But the growth and acceptance of SaaS, not coincidentally, has mirrored CrownPeak’s growth. In the past seven years, CrownPeak has experienced explosive growth, with over 90% year-over-year revenue increases.
Those are some impressive numbers. Let’s see if the trend continues this year.
In Howard’s opinion, SaaS is advantageous in a tough economy due to three main reasons:
- Low upfront or no upfront fee
- Turn the contract off on short notice
- High levels of service, regardless of the state of IT budgets
Yes, the IT budgets are a tough subject nowadays, so SaaS may as well be the cure.
At the same time, CNN Money quotes Gartner saying that “Software as a service is forecast to have a compound annual growth rate of 22.1% through 2011 for the aggregate enterprise application software markets, more than double the growth rate for total enterprise software.”
And this is just days after CMSWatch released the 2009 Web CMS Report, and I said that:
SaaS-based CMS models are the red-hot, next new thing. Or not… The next year should tell us which vendors can really deliver on the promises of SaaS, as CMSWatch’s Thomas points out.
Darwin said “It is not the strongest of the species that survives, nor the most intelligent that survives. It is the one that is the most adaptable to change.” Following this principle, it will be interesting to see how SaaS Web CMS vendors survive in the tough economy.
Hot Banana has been quite cold lately. No media coverage since March 2008, and no internal press since May 2008. Are they still alive?
Clickability and Spring CM seem to be doing quite well. Spring CM mostly deals with Document Management and workflow though, and — in the light of eDiscovery and compliance — that’s a hot market.
Not much I’ve heard lately from OmniUpdate or Marqui. The latter was bought out in August 2008 by “a group of private investors” for an undisclosed amount. The former mainly caters to the educational sector; it’s latest product release — v8 — goes back to May 2008. This was the most recent bit of news the company has released since.
The question of security of SaaS CMS can certainly be argued. In most cases, the odds are in favor of SaaS vendors claiming they are stable, low-cost and low-risk way to do Web CMS — and they have their grounds. Your Web sites are outside the firewall in many cases anyway, so what is there to worry about? Low-cost is true in most cases compared to the often cost- and resource-burdensome implementations of non-hosted WCM vendors.

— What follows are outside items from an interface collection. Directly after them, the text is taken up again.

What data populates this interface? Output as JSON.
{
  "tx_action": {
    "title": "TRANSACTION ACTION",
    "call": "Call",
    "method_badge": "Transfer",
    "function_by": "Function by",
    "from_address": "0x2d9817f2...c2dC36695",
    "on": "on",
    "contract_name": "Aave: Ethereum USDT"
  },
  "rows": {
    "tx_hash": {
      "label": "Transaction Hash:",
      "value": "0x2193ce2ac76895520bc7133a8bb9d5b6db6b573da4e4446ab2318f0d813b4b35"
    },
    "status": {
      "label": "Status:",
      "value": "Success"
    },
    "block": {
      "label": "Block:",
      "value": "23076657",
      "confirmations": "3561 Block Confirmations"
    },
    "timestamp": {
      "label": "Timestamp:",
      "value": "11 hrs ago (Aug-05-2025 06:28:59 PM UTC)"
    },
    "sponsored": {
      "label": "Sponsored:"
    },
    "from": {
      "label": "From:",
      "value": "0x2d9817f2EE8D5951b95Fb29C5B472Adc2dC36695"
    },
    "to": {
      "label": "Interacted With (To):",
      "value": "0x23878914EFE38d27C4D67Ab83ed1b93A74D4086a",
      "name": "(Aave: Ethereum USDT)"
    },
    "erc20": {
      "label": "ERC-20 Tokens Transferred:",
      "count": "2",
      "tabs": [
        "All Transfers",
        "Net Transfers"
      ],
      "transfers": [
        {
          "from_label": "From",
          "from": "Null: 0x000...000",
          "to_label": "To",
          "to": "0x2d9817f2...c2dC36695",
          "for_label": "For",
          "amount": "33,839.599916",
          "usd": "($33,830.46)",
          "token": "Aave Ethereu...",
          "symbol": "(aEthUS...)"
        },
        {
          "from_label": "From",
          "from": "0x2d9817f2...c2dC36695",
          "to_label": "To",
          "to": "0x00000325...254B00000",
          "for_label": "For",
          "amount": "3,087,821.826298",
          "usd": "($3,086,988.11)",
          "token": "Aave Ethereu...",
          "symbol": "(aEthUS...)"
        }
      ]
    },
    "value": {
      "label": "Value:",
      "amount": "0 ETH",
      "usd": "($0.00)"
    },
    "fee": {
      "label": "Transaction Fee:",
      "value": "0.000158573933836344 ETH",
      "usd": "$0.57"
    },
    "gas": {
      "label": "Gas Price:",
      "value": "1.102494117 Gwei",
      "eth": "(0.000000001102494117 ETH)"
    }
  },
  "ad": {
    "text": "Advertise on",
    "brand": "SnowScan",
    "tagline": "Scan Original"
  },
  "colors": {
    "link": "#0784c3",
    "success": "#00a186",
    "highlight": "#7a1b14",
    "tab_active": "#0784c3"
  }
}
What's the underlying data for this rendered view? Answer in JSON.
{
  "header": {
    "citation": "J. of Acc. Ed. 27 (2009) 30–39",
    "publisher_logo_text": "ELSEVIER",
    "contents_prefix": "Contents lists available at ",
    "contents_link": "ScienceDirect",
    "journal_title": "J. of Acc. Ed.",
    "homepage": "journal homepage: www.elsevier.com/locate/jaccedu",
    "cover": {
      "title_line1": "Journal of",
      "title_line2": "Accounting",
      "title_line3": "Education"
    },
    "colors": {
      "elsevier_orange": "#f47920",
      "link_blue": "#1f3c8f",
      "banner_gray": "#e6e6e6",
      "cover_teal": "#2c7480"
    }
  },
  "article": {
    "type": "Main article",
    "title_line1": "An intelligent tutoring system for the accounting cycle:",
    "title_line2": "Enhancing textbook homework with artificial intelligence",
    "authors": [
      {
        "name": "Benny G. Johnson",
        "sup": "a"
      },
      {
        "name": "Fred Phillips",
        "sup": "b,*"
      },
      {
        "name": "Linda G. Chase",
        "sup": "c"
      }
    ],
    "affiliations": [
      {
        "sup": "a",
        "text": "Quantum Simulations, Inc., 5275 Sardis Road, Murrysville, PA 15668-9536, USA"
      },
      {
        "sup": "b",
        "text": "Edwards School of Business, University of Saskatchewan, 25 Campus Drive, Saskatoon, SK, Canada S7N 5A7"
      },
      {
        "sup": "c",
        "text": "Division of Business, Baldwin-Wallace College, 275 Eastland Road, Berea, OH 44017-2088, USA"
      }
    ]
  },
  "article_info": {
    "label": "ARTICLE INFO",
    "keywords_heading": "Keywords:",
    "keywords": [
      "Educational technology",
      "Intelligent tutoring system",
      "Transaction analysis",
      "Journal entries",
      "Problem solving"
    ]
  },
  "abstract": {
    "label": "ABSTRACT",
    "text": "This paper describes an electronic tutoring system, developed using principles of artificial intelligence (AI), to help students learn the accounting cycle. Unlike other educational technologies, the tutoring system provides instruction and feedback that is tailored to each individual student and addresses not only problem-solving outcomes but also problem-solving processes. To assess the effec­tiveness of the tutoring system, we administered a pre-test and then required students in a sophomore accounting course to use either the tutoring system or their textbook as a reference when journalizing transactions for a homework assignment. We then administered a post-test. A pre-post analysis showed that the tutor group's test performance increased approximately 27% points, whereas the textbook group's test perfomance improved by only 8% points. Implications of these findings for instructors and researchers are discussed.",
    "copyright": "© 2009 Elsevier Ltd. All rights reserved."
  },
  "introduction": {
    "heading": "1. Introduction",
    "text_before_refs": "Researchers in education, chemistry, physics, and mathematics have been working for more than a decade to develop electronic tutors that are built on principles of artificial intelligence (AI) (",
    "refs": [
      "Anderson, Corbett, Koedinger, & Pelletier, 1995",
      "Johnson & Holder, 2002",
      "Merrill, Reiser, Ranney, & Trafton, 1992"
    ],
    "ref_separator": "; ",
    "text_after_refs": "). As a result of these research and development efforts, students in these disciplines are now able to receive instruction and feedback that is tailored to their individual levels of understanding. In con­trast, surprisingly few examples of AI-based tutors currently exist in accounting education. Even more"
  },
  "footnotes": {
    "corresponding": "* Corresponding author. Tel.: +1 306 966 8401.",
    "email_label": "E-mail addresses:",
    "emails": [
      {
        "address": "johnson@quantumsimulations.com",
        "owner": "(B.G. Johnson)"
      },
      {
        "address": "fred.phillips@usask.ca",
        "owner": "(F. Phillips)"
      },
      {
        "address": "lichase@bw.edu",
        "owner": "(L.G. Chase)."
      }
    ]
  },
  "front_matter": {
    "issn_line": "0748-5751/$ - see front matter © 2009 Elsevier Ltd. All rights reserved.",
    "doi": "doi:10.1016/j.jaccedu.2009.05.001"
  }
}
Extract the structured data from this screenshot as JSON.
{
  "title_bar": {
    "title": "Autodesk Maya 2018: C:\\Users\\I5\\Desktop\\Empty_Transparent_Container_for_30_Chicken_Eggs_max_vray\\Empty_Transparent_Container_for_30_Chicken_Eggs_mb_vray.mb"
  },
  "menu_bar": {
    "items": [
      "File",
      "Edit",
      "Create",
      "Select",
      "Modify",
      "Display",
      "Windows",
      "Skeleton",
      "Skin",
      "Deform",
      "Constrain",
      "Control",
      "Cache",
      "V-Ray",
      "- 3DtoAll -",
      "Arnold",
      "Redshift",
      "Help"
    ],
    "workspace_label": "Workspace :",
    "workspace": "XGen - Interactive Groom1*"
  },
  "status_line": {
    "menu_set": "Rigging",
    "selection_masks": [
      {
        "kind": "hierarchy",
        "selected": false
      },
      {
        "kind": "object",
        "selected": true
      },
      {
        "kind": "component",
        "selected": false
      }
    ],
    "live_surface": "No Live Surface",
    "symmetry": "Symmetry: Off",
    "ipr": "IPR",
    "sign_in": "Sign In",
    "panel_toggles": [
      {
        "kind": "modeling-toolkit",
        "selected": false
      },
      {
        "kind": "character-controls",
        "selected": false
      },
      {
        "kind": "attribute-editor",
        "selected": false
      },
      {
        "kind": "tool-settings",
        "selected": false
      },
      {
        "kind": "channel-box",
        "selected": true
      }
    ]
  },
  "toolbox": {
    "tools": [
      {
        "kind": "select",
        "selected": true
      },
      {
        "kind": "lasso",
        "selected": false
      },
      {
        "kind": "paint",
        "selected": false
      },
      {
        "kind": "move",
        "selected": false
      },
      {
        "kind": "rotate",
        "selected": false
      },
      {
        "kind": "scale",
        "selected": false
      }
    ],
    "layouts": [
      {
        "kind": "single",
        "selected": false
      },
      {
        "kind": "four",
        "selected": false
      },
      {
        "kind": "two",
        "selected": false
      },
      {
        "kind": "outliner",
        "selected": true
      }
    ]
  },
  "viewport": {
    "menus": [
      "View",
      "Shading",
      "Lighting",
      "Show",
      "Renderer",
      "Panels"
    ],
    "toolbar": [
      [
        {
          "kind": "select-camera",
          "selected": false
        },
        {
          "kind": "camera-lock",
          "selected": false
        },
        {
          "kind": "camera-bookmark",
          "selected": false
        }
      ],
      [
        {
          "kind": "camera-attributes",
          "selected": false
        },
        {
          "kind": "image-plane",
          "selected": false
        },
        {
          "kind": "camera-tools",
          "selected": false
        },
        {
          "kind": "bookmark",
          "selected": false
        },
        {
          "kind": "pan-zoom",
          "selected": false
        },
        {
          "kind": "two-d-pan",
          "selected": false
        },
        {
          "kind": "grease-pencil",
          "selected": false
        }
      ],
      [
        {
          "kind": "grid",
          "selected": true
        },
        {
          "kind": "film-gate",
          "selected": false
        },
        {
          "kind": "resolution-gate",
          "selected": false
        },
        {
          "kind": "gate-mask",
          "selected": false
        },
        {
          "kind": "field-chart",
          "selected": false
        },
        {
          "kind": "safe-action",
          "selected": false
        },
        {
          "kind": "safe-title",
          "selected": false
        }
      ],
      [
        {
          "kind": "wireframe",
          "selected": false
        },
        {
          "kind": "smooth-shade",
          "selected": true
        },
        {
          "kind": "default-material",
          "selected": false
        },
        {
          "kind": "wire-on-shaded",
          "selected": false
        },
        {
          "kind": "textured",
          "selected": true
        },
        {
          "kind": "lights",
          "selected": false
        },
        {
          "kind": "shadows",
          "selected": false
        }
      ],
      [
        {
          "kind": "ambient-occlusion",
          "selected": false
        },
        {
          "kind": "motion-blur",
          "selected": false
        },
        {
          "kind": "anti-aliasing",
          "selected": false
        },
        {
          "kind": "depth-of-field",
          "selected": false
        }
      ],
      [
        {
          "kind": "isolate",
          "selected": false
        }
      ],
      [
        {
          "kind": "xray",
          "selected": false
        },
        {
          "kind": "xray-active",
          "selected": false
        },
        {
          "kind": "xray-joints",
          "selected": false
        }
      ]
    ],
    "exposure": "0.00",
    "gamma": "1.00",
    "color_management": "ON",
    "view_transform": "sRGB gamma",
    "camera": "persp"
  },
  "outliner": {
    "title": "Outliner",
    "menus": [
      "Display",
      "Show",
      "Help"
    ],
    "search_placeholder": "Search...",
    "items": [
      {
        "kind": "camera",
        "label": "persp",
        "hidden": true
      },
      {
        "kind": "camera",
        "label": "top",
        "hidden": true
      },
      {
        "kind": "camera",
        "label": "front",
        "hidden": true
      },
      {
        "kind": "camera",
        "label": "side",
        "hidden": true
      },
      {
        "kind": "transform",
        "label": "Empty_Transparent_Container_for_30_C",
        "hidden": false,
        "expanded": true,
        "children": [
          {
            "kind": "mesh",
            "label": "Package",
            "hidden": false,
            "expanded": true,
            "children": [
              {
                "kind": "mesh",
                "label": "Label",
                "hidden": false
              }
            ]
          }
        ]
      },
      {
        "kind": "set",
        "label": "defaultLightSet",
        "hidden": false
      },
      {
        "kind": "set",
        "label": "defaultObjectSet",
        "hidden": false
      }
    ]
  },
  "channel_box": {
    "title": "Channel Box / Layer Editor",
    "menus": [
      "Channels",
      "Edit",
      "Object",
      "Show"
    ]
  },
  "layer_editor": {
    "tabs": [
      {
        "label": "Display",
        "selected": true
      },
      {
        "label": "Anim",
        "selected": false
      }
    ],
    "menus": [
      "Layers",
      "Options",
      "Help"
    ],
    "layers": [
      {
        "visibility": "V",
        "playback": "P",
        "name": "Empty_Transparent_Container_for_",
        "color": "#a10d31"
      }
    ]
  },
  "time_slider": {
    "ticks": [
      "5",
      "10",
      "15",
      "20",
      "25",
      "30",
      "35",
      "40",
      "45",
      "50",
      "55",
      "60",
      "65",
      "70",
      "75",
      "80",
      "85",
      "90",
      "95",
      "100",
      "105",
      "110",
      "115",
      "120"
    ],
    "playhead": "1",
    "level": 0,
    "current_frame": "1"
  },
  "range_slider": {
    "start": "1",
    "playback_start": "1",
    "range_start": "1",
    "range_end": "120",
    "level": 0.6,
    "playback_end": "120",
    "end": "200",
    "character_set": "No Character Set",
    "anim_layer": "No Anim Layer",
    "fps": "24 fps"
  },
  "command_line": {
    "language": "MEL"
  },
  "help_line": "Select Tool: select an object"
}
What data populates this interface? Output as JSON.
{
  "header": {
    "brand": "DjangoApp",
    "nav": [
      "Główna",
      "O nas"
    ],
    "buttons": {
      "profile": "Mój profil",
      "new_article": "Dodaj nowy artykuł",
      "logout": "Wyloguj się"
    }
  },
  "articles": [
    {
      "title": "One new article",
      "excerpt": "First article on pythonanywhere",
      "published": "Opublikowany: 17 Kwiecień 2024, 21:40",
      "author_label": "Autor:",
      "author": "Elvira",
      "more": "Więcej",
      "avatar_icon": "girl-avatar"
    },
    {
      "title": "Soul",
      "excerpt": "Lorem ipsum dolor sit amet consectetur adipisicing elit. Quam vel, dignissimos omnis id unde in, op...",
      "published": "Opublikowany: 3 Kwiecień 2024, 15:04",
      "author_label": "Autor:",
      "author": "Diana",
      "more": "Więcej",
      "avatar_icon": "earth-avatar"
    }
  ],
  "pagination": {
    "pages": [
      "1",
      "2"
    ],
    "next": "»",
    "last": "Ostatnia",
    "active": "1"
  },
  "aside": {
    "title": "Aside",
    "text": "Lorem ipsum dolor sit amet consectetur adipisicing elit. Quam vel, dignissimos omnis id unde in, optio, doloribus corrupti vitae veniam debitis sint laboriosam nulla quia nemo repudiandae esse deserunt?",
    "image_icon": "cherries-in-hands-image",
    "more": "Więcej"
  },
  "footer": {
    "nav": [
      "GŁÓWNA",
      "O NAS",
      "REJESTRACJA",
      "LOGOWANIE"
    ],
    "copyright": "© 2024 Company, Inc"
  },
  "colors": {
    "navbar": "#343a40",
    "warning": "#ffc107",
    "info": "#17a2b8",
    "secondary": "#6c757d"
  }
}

Low-risk — not so much, SaaS CMS or not.
However, when a SaaS Web CMS vendor goes out of business, what will happen to your Web site and your content? Content migrations could be the answer. But this just all sounds a bit painful. Plus, not everything can be migrated by running a myriad of DB scripts. There are also templates, workflows, dependencies, content types, user groups and permissions, media libraries, etc. — these guys are your manual work candidates in most cases.
As with any vendor, there are numerous pros and cons to SaaS CMS. This topic would probably not even be a topic for discussion, has there not been an unpleasant change in the global economy.